- EXERCISE GOAL -
Each line of the material below is to be checked for "name"; the number of matching lines is the only output expected.

- RECORDED DATA -
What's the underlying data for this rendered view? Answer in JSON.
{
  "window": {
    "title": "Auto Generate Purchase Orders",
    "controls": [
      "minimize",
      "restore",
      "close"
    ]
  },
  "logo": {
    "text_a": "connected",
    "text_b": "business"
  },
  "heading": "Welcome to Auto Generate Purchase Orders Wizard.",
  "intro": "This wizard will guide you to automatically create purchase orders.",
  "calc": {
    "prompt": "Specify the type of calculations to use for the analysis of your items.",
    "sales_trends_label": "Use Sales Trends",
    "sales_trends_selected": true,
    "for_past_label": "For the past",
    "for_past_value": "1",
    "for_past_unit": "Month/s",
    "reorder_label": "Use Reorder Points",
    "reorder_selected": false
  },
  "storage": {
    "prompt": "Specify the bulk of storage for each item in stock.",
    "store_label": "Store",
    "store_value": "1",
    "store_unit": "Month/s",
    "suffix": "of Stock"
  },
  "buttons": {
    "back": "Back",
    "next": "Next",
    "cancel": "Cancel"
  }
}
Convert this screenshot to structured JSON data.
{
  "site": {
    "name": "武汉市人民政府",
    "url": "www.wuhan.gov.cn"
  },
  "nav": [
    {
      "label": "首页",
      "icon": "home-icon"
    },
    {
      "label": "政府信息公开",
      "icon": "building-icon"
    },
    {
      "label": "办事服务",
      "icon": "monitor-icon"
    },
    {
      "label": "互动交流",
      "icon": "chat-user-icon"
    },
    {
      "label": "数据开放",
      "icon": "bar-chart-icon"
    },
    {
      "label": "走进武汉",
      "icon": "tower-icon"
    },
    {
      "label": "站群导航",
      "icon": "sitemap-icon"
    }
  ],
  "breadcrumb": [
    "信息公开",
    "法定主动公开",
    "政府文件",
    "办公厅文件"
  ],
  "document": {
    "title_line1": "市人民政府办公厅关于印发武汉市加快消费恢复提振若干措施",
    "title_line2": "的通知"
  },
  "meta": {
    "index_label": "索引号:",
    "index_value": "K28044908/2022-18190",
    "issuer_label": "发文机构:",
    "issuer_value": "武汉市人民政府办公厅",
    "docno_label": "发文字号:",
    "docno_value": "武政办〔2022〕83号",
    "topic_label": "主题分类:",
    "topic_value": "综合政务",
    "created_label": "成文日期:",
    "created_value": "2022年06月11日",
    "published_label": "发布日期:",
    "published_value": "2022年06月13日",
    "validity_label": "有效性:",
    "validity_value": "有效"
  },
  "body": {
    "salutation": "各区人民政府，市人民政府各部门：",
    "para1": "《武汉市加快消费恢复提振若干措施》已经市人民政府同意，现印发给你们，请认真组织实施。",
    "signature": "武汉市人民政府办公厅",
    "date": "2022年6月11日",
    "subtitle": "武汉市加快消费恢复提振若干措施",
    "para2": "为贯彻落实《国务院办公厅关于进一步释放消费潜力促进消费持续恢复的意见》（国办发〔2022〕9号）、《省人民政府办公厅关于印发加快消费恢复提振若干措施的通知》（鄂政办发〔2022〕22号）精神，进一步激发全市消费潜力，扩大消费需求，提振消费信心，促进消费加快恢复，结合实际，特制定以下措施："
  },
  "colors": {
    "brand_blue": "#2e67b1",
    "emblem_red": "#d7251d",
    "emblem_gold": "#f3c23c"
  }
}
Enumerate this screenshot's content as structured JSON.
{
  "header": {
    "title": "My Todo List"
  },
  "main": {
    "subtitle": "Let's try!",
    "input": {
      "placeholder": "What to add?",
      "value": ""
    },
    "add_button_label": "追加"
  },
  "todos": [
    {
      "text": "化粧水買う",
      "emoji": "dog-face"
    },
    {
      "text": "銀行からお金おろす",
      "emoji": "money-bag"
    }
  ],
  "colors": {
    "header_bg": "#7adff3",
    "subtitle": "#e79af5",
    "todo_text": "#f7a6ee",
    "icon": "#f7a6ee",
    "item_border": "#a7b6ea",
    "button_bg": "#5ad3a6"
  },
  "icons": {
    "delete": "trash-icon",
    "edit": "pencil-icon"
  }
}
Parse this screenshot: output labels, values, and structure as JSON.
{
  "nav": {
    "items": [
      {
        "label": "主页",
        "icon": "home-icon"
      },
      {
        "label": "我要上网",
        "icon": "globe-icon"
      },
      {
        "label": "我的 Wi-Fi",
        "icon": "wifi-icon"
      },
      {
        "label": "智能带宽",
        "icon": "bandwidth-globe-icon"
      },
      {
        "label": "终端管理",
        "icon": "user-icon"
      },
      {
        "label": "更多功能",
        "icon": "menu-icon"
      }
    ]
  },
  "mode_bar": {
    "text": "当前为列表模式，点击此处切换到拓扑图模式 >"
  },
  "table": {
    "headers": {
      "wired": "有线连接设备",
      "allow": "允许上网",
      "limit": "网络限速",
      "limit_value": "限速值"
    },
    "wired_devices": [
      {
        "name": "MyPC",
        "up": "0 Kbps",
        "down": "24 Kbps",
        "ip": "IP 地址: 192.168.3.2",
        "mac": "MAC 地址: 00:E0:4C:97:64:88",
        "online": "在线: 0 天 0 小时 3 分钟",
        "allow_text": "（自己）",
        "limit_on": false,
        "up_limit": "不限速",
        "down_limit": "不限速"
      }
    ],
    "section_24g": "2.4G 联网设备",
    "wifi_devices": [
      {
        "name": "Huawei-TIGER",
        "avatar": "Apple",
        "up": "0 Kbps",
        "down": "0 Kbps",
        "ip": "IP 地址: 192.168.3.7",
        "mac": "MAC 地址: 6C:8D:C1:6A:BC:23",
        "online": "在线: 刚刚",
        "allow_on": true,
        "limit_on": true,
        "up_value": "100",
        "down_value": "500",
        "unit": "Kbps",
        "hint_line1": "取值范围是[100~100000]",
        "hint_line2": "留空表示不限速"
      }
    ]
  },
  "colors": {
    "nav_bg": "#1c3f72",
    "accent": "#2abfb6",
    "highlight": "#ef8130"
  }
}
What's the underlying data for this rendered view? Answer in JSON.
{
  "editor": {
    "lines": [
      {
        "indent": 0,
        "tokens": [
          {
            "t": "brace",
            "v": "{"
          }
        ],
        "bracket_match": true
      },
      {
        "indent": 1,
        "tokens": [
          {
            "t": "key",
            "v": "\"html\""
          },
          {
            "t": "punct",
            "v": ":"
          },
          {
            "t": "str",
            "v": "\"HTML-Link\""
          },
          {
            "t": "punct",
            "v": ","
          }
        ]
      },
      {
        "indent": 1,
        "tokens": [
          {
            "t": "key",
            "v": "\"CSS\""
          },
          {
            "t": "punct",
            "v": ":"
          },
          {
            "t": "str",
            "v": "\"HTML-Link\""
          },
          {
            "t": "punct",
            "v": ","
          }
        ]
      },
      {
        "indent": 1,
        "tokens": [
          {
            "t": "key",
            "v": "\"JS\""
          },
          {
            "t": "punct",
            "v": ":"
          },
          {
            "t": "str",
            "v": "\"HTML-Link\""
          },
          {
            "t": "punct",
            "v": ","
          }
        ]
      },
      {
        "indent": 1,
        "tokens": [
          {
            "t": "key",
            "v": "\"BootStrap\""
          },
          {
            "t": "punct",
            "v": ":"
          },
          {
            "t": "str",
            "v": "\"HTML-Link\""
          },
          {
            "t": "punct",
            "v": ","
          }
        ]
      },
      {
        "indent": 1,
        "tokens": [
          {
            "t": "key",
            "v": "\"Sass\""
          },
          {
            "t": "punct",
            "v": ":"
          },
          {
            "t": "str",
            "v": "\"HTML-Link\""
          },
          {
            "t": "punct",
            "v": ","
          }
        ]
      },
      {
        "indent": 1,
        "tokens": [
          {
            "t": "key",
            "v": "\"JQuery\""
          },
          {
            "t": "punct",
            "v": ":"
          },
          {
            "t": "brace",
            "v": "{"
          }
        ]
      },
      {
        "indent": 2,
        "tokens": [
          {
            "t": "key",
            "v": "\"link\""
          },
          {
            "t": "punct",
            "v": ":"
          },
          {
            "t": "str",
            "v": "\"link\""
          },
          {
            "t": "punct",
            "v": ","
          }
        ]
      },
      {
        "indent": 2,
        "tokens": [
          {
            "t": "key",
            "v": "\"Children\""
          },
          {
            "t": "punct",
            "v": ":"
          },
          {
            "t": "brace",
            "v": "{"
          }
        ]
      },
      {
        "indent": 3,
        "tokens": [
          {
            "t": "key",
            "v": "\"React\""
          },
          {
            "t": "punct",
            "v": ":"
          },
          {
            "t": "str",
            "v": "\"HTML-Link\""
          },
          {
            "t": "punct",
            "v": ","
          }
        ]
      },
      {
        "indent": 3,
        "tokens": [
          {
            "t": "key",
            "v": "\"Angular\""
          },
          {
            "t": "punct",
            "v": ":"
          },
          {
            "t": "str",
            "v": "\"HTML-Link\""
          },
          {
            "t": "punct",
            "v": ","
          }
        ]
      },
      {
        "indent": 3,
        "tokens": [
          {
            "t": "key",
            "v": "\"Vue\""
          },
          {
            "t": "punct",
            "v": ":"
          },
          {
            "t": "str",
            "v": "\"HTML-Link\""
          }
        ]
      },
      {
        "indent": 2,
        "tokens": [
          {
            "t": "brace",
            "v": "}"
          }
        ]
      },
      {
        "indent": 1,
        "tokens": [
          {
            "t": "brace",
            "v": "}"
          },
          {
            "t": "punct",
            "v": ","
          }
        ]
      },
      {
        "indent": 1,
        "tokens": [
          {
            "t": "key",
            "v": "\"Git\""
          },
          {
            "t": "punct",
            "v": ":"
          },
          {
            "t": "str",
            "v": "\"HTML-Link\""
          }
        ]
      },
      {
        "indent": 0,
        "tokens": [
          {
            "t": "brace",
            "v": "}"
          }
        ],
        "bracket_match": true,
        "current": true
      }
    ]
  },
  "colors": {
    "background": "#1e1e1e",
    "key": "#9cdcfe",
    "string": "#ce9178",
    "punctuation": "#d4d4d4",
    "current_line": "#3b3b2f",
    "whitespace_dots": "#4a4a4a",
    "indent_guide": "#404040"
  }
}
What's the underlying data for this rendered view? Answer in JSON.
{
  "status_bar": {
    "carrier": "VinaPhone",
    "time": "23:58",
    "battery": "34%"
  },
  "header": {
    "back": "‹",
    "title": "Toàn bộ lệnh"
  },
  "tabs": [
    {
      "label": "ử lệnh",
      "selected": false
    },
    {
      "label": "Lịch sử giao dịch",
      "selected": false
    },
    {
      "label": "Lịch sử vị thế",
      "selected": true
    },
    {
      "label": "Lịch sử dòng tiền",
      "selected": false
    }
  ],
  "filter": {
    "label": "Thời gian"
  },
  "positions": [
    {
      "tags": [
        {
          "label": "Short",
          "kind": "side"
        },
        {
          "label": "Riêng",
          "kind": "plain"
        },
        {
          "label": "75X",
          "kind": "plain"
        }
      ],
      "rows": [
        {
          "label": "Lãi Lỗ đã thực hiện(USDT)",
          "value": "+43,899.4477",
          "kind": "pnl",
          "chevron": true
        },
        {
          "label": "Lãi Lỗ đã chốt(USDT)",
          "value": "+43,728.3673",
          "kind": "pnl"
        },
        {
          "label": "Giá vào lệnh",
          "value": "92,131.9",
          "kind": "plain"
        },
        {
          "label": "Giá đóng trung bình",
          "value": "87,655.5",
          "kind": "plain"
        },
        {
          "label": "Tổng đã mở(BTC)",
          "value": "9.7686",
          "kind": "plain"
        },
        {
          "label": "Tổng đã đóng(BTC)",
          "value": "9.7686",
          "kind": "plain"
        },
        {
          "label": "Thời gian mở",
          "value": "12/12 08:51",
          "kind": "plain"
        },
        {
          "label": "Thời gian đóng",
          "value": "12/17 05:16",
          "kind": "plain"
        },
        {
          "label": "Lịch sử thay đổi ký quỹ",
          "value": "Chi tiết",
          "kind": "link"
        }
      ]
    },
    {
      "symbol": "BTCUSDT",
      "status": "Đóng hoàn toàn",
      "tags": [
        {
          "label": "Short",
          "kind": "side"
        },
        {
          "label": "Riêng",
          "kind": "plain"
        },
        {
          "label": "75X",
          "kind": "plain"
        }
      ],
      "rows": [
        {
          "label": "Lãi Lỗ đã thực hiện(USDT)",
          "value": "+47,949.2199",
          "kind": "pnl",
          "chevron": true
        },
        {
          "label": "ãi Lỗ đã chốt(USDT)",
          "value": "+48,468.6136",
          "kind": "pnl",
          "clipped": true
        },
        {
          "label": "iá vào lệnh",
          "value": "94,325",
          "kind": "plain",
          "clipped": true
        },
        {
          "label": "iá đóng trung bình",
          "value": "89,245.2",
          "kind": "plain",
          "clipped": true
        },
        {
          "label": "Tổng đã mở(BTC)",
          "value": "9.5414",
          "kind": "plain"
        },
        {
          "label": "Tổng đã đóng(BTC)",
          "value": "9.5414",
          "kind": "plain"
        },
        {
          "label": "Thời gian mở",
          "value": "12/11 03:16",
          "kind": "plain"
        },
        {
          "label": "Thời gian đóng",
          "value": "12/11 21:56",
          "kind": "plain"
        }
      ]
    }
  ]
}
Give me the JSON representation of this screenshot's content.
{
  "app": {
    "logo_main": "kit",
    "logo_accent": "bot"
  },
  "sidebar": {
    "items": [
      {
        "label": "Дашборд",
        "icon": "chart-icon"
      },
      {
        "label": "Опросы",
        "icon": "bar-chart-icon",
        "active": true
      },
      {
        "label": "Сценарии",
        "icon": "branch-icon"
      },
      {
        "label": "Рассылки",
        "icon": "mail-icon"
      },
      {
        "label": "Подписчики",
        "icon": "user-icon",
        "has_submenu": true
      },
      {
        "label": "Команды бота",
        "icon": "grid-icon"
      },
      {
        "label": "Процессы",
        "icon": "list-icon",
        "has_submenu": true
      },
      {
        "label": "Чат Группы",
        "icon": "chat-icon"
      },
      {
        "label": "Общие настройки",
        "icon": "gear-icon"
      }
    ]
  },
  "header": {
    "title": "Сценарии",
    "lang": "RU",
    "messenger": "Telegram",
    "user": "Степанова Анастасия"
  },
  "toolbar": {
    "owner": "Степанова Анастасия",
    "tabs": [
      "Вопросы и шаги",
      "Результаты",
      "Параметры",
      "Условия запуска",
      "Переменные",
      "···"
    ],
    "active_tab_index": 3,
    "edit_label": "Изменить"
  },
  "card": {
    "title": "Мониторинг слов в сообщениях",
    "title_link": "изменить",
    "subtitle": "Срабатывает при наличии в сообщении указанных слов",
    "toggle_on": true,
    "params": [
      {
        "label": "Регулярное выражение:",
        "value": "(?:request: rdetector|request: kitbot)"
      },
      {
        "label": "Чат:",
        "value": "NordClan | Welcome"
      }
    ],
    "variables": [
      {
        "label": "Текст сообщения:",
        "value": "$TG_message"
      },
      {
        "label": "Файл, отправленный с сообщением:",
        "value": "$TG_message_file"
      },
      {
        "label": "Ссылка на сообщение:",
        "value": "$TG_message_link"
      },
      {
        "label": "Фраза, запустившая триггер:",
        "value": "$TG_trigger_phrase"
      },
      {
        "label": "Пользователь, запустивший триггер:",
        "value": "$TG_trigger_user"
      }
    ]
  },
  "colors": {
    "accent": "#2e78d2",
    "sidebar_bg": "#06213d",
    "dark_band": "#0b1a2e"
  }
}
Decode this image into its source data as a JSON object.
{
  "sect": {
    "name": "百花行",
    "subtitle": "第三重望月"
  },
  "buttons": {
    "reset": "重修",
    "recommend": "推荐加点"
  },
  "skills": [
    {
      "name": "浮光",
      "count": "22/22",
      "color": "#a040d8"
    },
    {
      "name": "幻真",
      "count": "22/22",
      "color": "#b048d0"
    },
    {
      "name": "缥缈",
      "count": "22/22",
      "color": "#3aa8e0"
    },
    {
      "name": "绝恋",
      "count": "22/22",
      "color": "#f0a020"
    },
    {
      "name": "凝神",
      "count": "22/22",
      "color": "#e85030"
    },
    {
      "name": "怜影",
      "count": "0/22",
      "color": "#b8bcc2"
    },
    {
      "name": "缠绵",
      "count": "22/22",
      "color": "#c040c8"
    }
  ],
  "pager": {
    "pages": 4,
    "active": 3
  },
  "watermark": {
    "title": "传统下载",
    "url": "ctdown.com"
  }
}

- FINISHED EXERCISE -
11